Along the property's southern
boundary, five yards or so from the cattle fence that signals the
beginning of a neighbor's pasture, was the farm's highest point. Bubba
had noticed its panoramic view during a foray on the riding mower. You
could see thirty miles to the south, he figured, all the way to
Forsythe and beyond. The next time my father came to town, Bubba drove
him to the apex. Dad looked out over the swells of grazing land and
forest and decided, on the spot, that Bubba was right.
only logical that the house you build from scratch is going to embody
your dreams. You might think that. You would not be my father.
had initially handed over to Lois the design aspect of the project, but
when her dreaming began to spin out of his control, he took the project
back and called up the architects who designed Waverly Heights, his
retirement complex ten miles from the center of Philadelphia. Waverly
has town houses and apartment buildings and a medical wing fused onto a
1912 manor house built for a railroad executive. Dad flew Waverly's
designers to Georgia, told them what he wanted, and wrote a check. They
measured the site, noted the direction of the sun, and drew up a plan
re-creating the single-level villa in which Dad and Lois currently
Granted, there are slight modifications: more square
footage to each room, higher cathedral ceiling, extra bedroom and bath,
sun porch, and the designation "354 Fellowship Road" rather than "Villa
13." Still, the overall effect is the same, as are the materials, down
to the brick wainscoting outside and slate hearth inside. And because
Lois is so constant in her household organization and spare decor, a
quirk has resulted: in photographs of family gatherings, it is nearly
impossible from backgrounds alone to tell the location.
house was built, exactly ten years after Dad's purchase of the
property, he changed the "Funderburg Farm" sign. He relocated it from
the rental house entrance to the new driveway laid for 354 and had it
amended to read "George's Hill." He also had Bubba's name painted over.
After eight years of partnership, serious stomach troubles and
surgeries gone wrong forced the seventy-five-year-old Bubba to step
aside and his brother Troy to step in. Bubba cut back to tending just
his own vegetable "patch" of twelve and a half acres, his grapevines,
flower beds, dozen cows, and three dogs. In place of Bubba's name, the
farm sign read "Elevation 690 ft."
One morning, Dad and I look
out over the biggest pond, the one that has a white sand bank
surrounding its dock, the sand installed subsequent to my sister
Margaret's offhand mention that a beach would be nice. Morning mist
hangs over the water, the sun just beginning to burn through, and a
majestic heron rises up from the opposite shore. It flies across the
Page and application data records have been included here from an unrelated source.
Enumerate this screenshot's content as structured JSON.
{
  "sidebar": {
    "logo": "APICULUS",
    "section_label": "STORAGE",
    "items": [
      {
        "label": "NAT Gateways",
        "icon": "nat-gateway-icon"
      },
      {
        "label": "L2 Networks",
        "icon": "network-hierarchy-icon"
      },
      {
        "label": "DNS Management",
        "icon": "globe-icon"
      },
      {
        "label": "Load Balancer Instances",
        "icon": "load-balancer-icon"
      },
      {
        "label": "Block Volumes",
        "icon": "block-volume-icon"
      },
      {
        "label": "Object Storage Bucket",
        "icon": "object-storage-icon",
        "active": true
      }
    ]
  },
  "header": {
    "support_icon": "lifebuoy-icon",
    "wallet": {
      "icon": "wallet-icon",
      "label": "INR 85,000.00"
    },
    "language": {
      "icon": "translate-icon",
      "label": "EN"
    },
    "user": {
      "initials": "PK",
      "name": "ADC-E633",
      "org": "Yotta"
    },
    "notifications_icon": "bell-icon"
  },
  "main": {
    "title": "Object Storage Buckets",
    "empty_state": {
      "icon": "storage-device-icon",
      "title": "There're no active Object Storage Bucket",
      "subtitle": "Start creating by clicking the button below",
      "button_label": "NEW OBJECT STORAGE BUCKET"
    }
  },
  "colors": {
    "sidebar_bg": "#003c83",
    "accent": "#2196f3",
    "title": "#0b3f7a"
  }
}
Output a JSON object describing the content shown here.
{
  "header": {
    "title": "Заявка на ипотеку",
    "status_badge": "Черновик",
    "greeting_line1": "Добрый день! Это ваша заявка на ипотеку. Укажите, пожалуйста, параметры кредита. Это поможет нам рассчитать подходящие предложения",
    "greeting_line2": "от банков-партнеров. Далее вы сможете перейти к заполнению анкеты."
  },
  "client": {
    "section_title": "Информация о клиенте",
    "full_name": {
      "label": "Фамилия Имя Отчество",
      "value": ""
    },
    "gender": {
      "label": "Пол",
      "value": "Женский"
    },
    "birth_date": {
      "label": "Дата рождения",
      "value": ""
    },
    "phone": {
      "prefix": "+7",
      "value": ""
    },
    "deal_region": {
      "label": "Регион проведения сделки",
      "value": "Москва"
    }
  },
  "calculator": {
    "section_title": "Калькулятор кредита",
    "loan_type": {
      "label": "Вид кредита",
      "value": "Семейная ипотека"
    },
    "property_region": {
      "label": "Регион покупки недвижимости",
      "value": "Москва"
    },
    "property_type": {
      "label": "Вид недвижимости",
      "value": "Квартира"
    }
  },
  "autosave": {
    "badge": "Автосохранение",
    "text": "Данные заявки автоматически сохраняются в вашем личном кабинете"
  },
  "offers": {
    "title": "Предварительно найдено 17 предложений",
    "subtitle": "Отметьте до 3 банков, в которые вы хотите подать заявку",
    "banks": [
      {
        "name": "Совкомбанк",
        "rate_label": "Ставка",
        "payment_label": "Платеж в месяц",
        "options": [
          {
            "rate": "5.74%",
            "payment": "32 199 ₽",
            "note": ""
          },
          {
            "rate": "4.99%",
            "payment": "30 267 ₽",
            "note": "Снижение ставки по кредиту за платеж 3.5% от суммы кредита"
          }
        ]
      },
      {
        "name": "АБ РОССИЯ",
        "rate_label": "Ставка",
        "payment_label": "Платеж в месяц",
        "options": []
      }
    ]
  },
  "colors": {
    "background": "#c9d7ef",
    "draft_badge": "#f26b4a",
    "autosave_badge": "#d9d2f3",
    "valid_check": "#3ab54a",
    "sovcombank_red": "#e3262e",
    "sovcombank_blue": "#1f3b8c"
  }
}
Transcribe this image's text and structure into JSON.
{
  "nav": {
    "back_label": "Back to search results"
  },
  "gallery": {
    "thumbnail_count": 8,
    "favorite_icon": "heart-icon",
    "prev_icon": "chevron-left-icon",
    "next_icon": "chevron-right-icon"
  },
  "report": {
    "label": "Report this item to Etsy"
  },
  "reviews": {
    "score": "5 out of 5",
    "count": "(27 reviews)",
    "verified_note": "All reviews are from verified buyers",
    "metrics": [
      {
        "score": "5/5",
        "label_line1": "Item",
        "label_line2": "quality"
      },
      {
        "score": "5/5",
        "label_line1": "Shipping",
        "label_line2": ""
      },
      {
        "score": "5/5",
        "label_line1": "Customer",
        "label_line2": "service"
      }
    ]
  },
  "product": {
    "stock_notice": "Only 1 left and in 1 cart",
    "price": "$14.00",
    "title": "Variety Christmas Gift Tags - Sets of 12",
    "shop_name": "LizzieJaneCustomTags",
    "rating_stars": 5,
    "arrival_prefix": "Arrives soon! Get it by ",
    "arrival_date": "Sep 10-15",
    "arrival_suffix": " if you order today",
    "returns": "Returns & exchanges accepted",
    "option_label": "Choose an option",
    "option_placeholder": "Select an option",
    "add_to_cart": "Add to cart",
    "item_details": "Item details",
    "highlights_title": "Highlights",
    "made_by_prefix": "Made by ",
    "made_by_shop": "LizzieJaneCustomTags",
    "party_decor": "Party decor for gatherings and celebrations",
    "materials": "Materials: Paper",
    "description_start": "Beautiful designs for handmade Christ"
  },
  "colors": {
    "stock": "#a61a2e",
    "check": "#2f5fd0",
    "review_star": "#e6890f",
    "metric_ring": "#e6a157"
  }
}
pond and into a tree with vast, slow-moving wings that seem to defy
gravity. Look! I exclaim, the city child ever thrilled by
manifestations of the natural world. My father follows my pointing
finger in time to see the bird alight onto a branch.